• [What to do]:
Once the pictures have been set aside, copy every remaining entry exactly.

• [Input material]:
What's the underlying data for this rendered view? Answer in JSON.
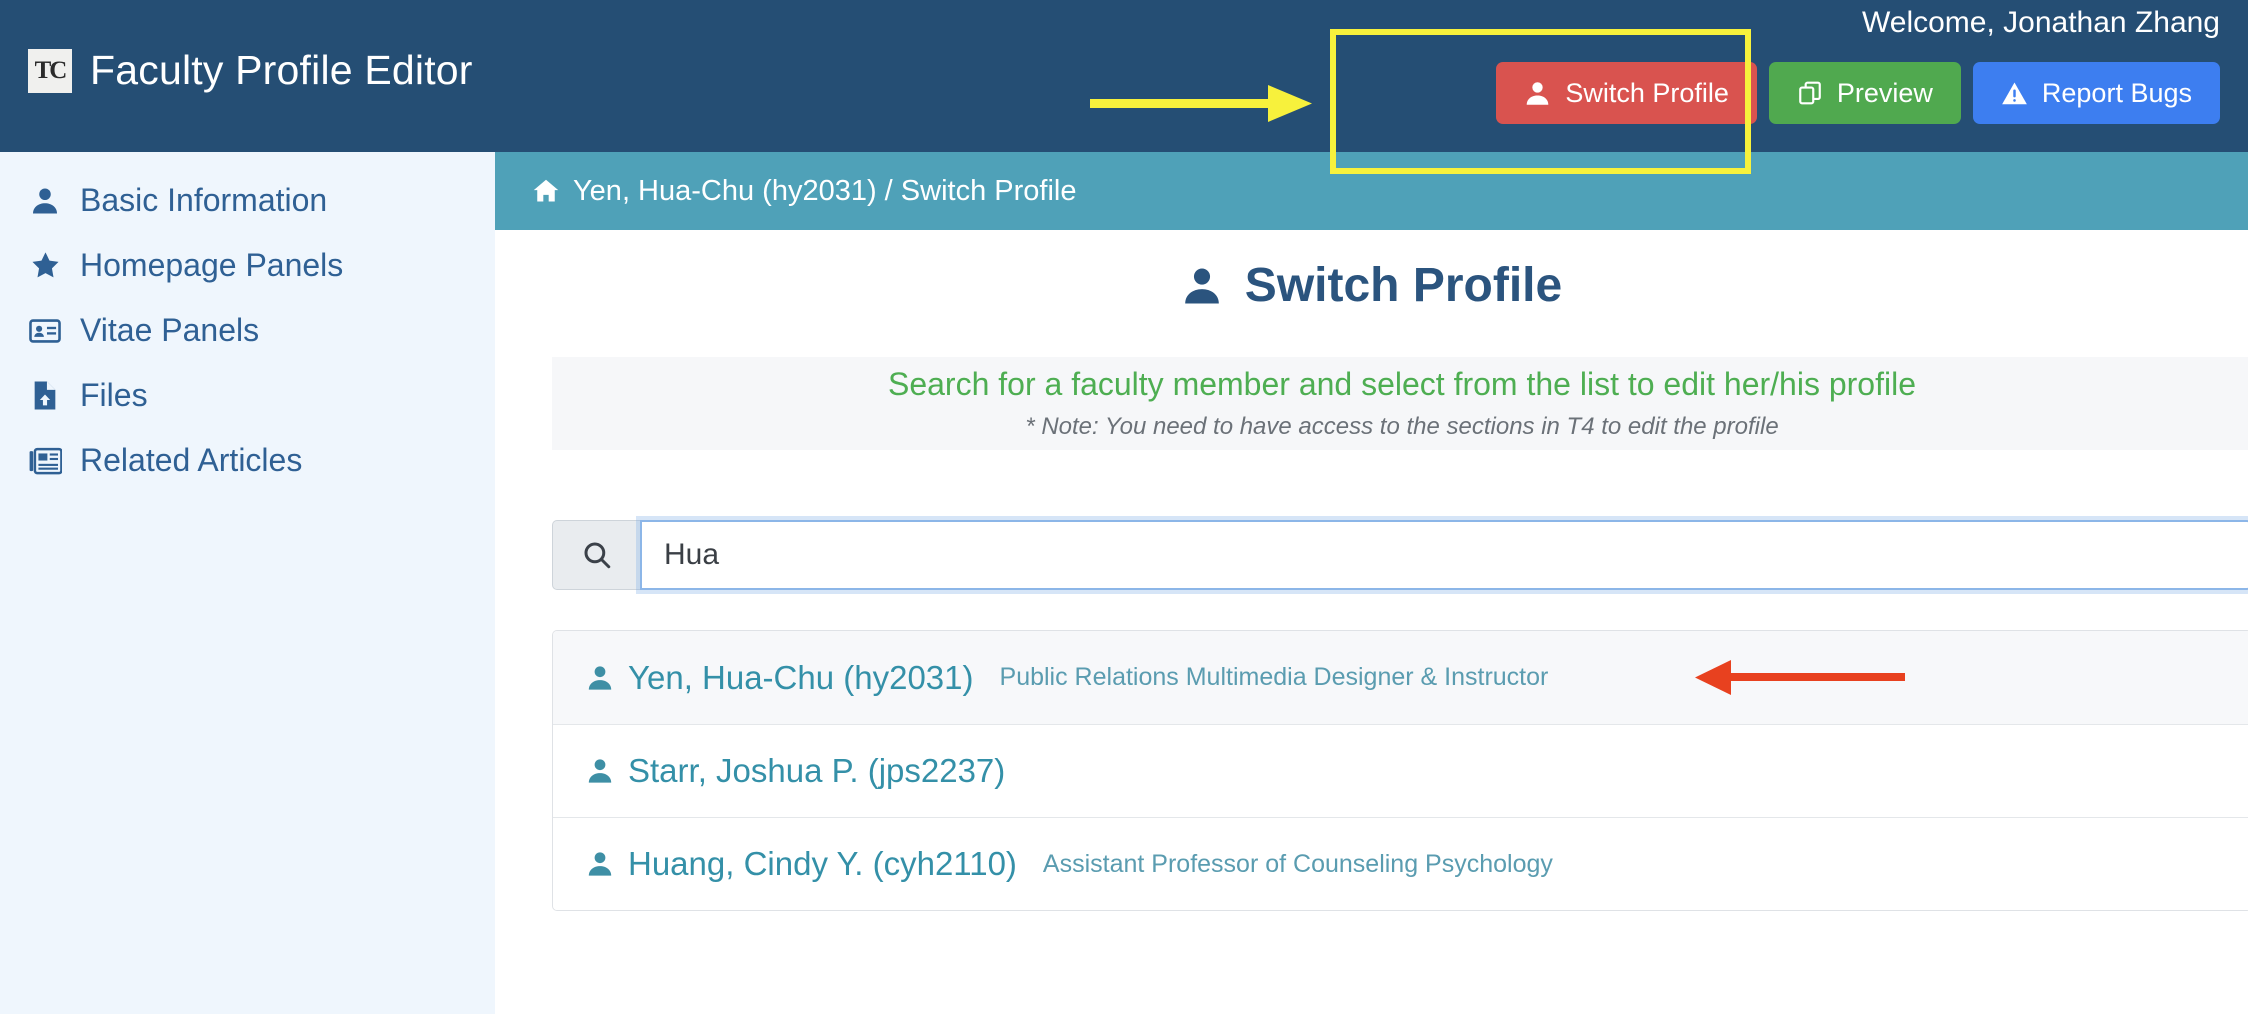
{
  "navbar": {
    "logo_text": "TC",
    "logo_icon": "tc-monogram-icon",
    "title": "Faculty Profile Editor",
    "welcome": "Welcome, Jonathan Zhang",
    "buttons": [
      {
        "label": "Switch Profile",
        "icon": "user-icon",
        "color": "#d9534f"
      },
      {
        "label": "Preview",
        "icon": "clone-icon",
        "color": "#50a94f"
      },
      {
        "label": "Report Bugs",
        "icon": "warning-icon",
        "color": "#3d7ef0"
      }
    ]
  },
  "sidebar": {
    "items": [
      {
        "label": "Basic Information",
        "icon": "user-icon"
      },
      {
        "label": "Homepage Panels",
        "icon": "star-icon"
      },
      {
        "label": "Vitae Panels",
        "icon": "id-card-icon"
      },
      {
        "label": "Files",
        "icon": "file-upload-icon"
      },
      {
        "label": "Related Articles",
        "icon": "newspaper-icon"
      }
    ]
  },
  "breadcrumb": {
    "icon": "home-icon",
    "text": "Yen, Hua-Chu (hy2031) / Switch Profile"
  },
  "main": {
    "title": "Switch Profile",
    "title_icon": "user-icon",
    "panel": {
      "heading": "Search for a faculty member and select from the list to edit her/his profile",
      "note": "* Note: You need to have access to the sections in T4 to edit the profile"
    },
    "search": {
      "icon": "search-icon",
      "value": "Hua",
      "placeholder": ""
    },
    "results": [
      {
        "icon": "user-icon",
        "name": "Yen, Hua-Chu (hy2031)",
        "title": "Public Relations Multimedia Designer & Instructor",
        "active": true
      },
      {
        "icon": "user-icon",
        "name": "Starr, Joshua P. (jps2237)",
        "title": "",
        "active": false
      },
      {
        "icon": "user-icon",
        "name": "Huang, Cindy Y. (cyh2110)",
        "title": "Assistant Professor of Counseling Psychology",
        "active": false
      }
    ]
  },
  "annotations": {
    "highlight_box_color": "#f7f13c",
    "arrow_yellow_color": "#f7f13c",
    "arrow_red_color": "#e8411f"
  },
  "colors": {
    "navbar_bg": "#254e74",
    "sidebar_bg": "#eff6fd",
    "breadcrumb_bg": "#4fa1b8",
    "panel_bg": "#f6f7f9",
    "heading_green": "#4eae52",
    "link_teal": "#3490a8",
    "title_blue": "#2b547e"
  }
}
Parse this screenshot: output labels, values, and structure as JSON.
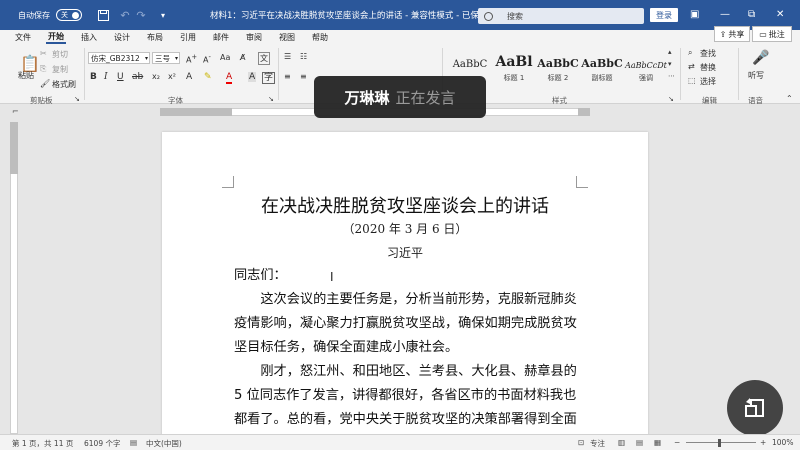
{
  "titlebar": {
    "autosave_label": "自动保存",
    "autosave_state": "关",
    "doc_title": "材料1：习近平在决战决胜脱贫攻坚座谈会上的讲话 - 兼容性模式 - 已保存",
    "search_placeholder": "搜索",
    "login_label": "登录",
    "minimize": "—",
    "restore": "⧉",
    "close": "✕",
    "brand_color": "#2b579a"
  },
  "menu": {
    "tabs": [
      "文件",
      "开始",
      "插入",
      "设计",
      "布局",
      "引用",
      "邮件",
      "审阅",
      "视图",
      "帮助"
    ],
    "active_index": 1,
    "share_label": "共享",
    "comment_label": "批注"
  },
  "ribbon": {
    "clipboard": {
      "paste": "粘贴",
      "cut": "剪切",
      "copy": "复制",
      "format_painter": "格式刷",
      "group": "剪贴板"
    },
    "font": {
      "name": "仿宋_GB2312",
      "size": "三号",
      "bold": "B",
      "italic": "I",
      "underline": "U",
      "group": "字体"
    },
    "paragraph": {
      "group": "段落"
    },
    "styles": {
      "items": [
        {
          "sample": "AaBbC",
          "name": ""
        },
        {
          "sample": "AaBl",
          "name": "标题 1"
        },
        {
          "sample": "AaBbC",
          "name": "标题 2"
        },
        {
          "sample": "AaBbC",
          "name": "副标题"
        },
        {
          "sample": "AaBbCcDt",
          "name": "强调"
        }
      ],
      "group": "样式"
    },
    "editing": {
      "find": "查找",
      "replace": "替换",
      "select": "选择",
      "group": "编辑"
    },
    "voice": {
      "dictate": "听写",
      "group": "语音"
    }
  },
  "overlay": {
    "speaker_name": "万琳琳",
    "speaker_status": "正在发言"
  },
  "document": {
    "heading": "在决战决胜脱贫攻坚座谈会上的讲话",
    "date": "（2020 年 3 月 6 日）",
    "author": "习近平",
    "lines": [
      "同志们：",
      "　　这次会议的主要任务是，分析当前形势，克服新冠肺炎",
      "疫情影响，凝心聚力打赢脱贫攻坚战，确保如期完成脱贫攻",
      "坚目标任务，确保全面建成小康社会。",
      "　　刚才，怒江州、和田地区、兰考县、大化县、赫章县的",
      "5 位同志作了发言，讲得都很好，各省区市的书面材料我也",
      "都看了。总的看，党中央关于脱贫攻坚的决策部署得到全面"
    ]
  },
  "statusbar": {
    "page": "第 1 页，共 11 页",
    "words": "6109 个字",
    "language": "中文(中国)",
    "focus": "专注",
    "zoom": "100%"
  }
}
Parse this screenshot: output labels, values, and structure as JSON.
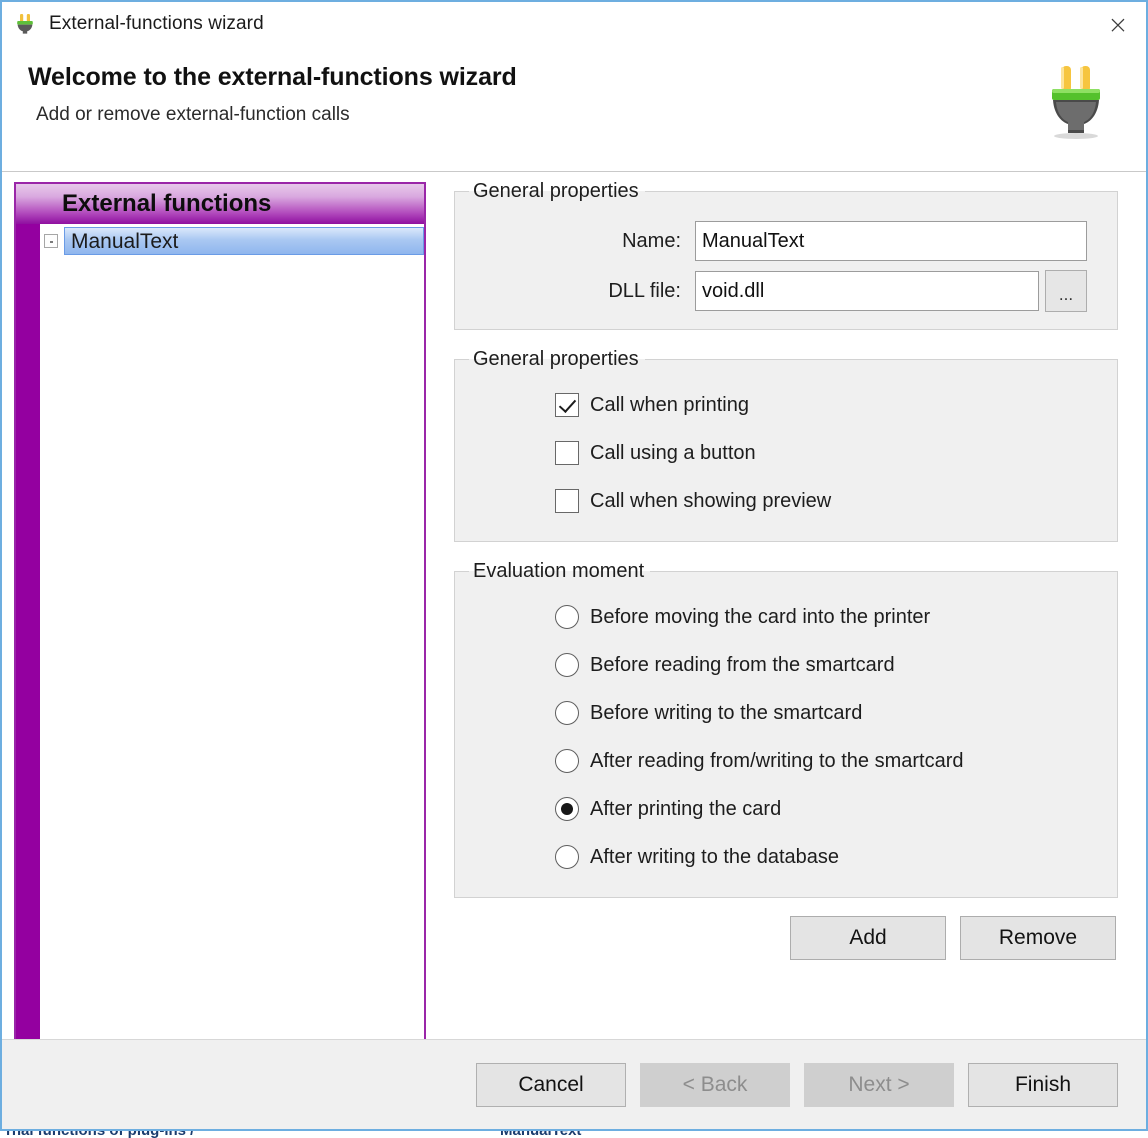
{
  "window": {
    "title": "External-functions wizard",
    "icon": "plug-icon",
    "close_label": "×"
  },
  "header": {
    "title": "Welcome to the external-functions wizard",
    "subtitle": "Add or remove external-function calls",
    "icon": "plug-icon"
  },
  "tree_panel": {
    "header_label": "External functions",
    "items": [
      {
        "label": "ManualText",
        "selected": true,
        "expander": "collapsed"
      }
    ]
  },
  "general_properties": {
    "legend": "General properties",
    "fields": [
      {
        "label": "Name:",
        "value": "ManualText",
        "placeholder": ""
      },
      {
        "label": "DLL file:",
        "value": "void.dll",
        "placeholder": ""
      }
    ],
    "browse_label": "..."
  },
  "call_options": {
    "legend": "General properties",
    "items": [
      {
        "label": "Call when printing",
        "checked": true
      },
      {
        "label": "Call using a button",
        "checked": false
      },
      {
        "label": "Call when showing preview",
        "checked": false
      }
    ]
  },
  "evaluation_moment": {
    "legend": "Evaluation moment",
    "items": [
      {
        "label": "Before moving the card into the printer",
        "selected": false
      },
      {
        "label": "Before reading from the smartcard",
        "selected": false
      },
      {
        "label": "Before writing to the smartcard",
        "selected": false
      },
      {
        "label": "After reading from/writing to the smartcard",
        "selected": false
      },
      {
        "label": "After printing the card",
        "selected": true
      },
      {
        "label": "After writing to the database",
        "selected": false
      }
    ]
  },
  "list_actions": {
    "add_label": "Add",
    "remove_label": "Remove"
  },
  "footer": {
    "cancel_label": "Cancel",
    "back_label": "< Back",
    "next_label": "Next >",
    "finish_label": "Finish",
    "back_disabled": true,
    "next_disabled": true
  },
  "background": {
    "left_text": "rnal functions of plug-ins /",
    "right_text": "ManualText"
  },
  "colors": {
    "panel_purple": "#9400a0",
    "panel_border": "#9a26a8",
    "selection_blue": "#8fb6ee",
    "dialog_border": "#6daee0",
    "surface": "#f0f0f0"
  }
}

• [Exercise output]:
What's the underlying data for this rendered view? Answer in JSON.
{
  "navbar": {
    "logo_text": "TC",
    "logo_icon": "tc-monogram-icon",
    "title": "Faculty Profile Editor",
    "welcome": "Welcome, Jonathan Zhang",
    "buttons": [
      {
        "label": "Switch Profile",
        "icon": "user-icon",
        "color": "#d9534f"
      },
      {
        "label": "Preview",
        "icon": "clone-icon",
        "color": "#50a94f"
      },
      {
        "label": "Report Bugs",
        "icon": "warning-icon",
        "color": "#3d7ef0"
      }
    ]
  },
  "sidebar": {
    "items": [
      {
        "label": "Basic Information",
        "icon": "user-icon"
      },
      {
        "label": "Homepage Panels",
        "icon": "star-icon"
      },
      {
        "label": "Vitae Panels",
        "icon": "id-card-icon"
      },
      {
        "label": "Files",
        "icon": "file-upload-icon"
      },
      {
        "label": "Related Articles",
        "icon": "newspaper-icon"
      }
    ]
  },
  "breadcrumb": {
    "icon": "home-icon",
    "text": "Yen, Hua-Chu (hy2031) / Switch Profile"
  },
  "main": {
    "title": "Switch Profile",
    "title_icon": "user-icon",
    "panel": {
      "heading": "Search for a faculty member and select from the list to edit her/his profile",
      "note": "* Note: You need to have access to the sections in T4 to edit the profile"
    },
    "search": {
      "icon": "search-icon",
      "value": "Hua",
      "placeholder": ""
    },
    "results": [
      {
        "icon": "user-icon",
        "name": "Yen, Hua-Chu (hy2031)",
        "title": "Public Relations Multimedia Designer & Instructor",
        "active": true
      },
      {
        "icon": "user-icon",
        "name": "Starr, Joshua P. (jps2237)",
        "title": "",
        "active": false
      },
      {
        "icon": "user-icon",
        "name": "Huang, Cindy Y. (cyh2110)",
        "title": "Assistant Professor of Counseling Psychology",
        "active": false
      }
    ]
  },
  "annotations": {
    "highlight_box_color": "#f7f13c",
    "arrow_yellow_color": "#f7f13c",
    "arrow_red_color": "#e8411f"
  },
  "colors": {
    "navbar_bg": "#254e74",
    "sidebar_bg": "#eff6fd",
    "breadcrumb_bg": "#4fa1b8",
    "panel_bg": "#f6f7f9",
    "heading_green": "#4eae52",
    "link_teal": "#3490a8",
    "title_blue": "#2b547e"
  }
}
Parse this screenshot: output labels, values, and structure as JSON.
{
  "titlebar": {
    "autosave_label": "自动保存",
    "autosave_state": "关",
    "doc_title": "材料1：习近平在决战决胜脱贫攻坚座谈会上的讲话 - 兼容性模式 - 已保存",
    "search_placeholder": "搜索",
    "login_label": "登录",
    "minimize": "—",
    "restore": "⧉",
    "close": "✕",
    "brand_color": "#2b579a"
  },
  "menu": {
    "tabs": [
      "文件",
      "开始",
      "插入",
      "设计",
      "布局",
      "引用",
      "邮件",
      "审阅",
      "视图",
      "帮助"
    ],
    "active_index": 1,
    "share_label": "共享",
    "comment_label": "批注"
  },
  "ribbon": {
    "clipboard": {
      "paste": "粘贴",
      "cut": "剪切",
      "copy": "复制",
      "format_painter": "格式刷",
      "group": "剪贴板"
    },
    "font": {
      "name": "仿宋_GB2312",
      "size": "三号",
      "bold": "B",
      "italic": "I",
      "underline": "U",
      "group": "字体"
    },
    "paragraph": {
      "group": "段落"
    },
    "styles": {
      "items": [
        {
          "sample": "AaBbC",
          "name": ""
        },
        {
          "sample": "AaBl",
          "name": "标题 1"
        },
        {
          "sample": "AaBbC",
          "name": "标题 2"
        },
        {
          "sample": "AaBbC",
          "name": "副标题"
        },
        {
          "sample": "AaBbCcDt",
          "name": "强调"
        }
      ],
      "group": "样式"
    },
    "editing": {
      "find": "查找",
      "replace": "替换",
      "select": "选择",
      "group": "编辑"
    },
    "voice": {
      "dictate": "听写",
      "group": "语音"
    }
  },
  "overlay": {
    "speaker_name": "万琳琳",
    "speaker_status": "正在发言"
  },
  "document": {
    "heading": "在决战决胜脱贫攻坚座谈会上的讲话",
    "date": "（2020 年 3 月 6 日）",
    "author": "习近平",
    "lines": [
      "同志们：",
      "　　这次会议的主要任务是，分析当前形势，克服新冠肺炎",
      "疫情影响，凝心聚力打赢脱贫攻坚战，确保如期完成脱贫攻",
      "坚目标任务，确保全面建成小康社会。",
      "　　刚才，怒江州、和田地区、兰考县、大化县、赫章县的",
      "5 位同志作了发言，讲得都很好，各省区市的书面材料我也",
      "都看了。总的看，党中央关于脱贫攻坚的决策部署得到全面"
    ]
  },
  "statusbar": {
    "page": "第 1 页，共 11 页",
    "words": "6109 个字",
    "language": "中文(中国)",
    "focus": "专注",
    "zoom": "100%"
  }
}
Parse this screenshot: output labels, values, and structure as JSON.
{
  "window": {
    "title": "External-functions wizard",
    "icon": "plug-icon",
    "close_label": "×"
  },
  "header": {
    "title": "Welcome to the external-functions wizard",
    "subtitle": "Add or remove external-function calls",
    "icon": "plug-icon"
  },
  "tree_panel": {
    "header_label": "External functions",
    "items": [
      {
        "label": "ManualText",
        "selected": true,
        "expander": "collapsed"
      }
    ]
  },
  "general_properties": {
    "legend": "General properties",
    "fields": [
      {
        "label": "Name:",
        "value": "ManualText",
        "placeholder": ""
      },
      {
        "label": "DLL file:",
        "value": "void.dll",
        "placeholder": ""
      }
    ],
    "browse_label": "..."
  },
  "call_options": {
    "legend": "General properties",
    "items": [
      {
        "label": "Call when printing",
        "checked": true
      },
      {
        "label": "Call using a button",
        "checked": false
      },
      {
        "label": "Call when showing preview",
        "checked": false
      }
    ]
  },
  "evaluation_moment": {
    "legend": "Evaluation moment",
    "items": [
      {
        "label": "Before moving the card into the printer",
        "selected": false
      },
      {
        "label": "Before reading from the smartcard",
        "selected": false
      },
      {
        "label": "Before writing to the smartcard",
        "selected": false
      },
      {
        "label": "After reading from/writing to the smartcard",
        "selected": false
      },
      {
        "label": "After printing the card",
        "selected": true
      },
      {
        "label": "After writing to the database",
        "selected": false
      }
    ]
  },
  "list_actions": {
    "add_label": "Add",
    "remove_label": "Remove"
  },
  "footer": {
    "cancel_label": "Cancel",
    "back_label": "< Back",
    "next_label": "Next >",
    "finish_label": "Finish",
    "back_disabled": true,
    "next_disabled": true
  },
  "background": {
    "left_text": "rnal functions of plug-ins /",
    "right_text": "ManualText"
  },
  "colors": {
    "panel_purple": "#9400a0",
    "panel_border": "#9a26a8",
    "selection_blue": "#8fb6ee",
    "dialog_border": "#6daee0",
    "surface": "#f0f0f0"
  }
}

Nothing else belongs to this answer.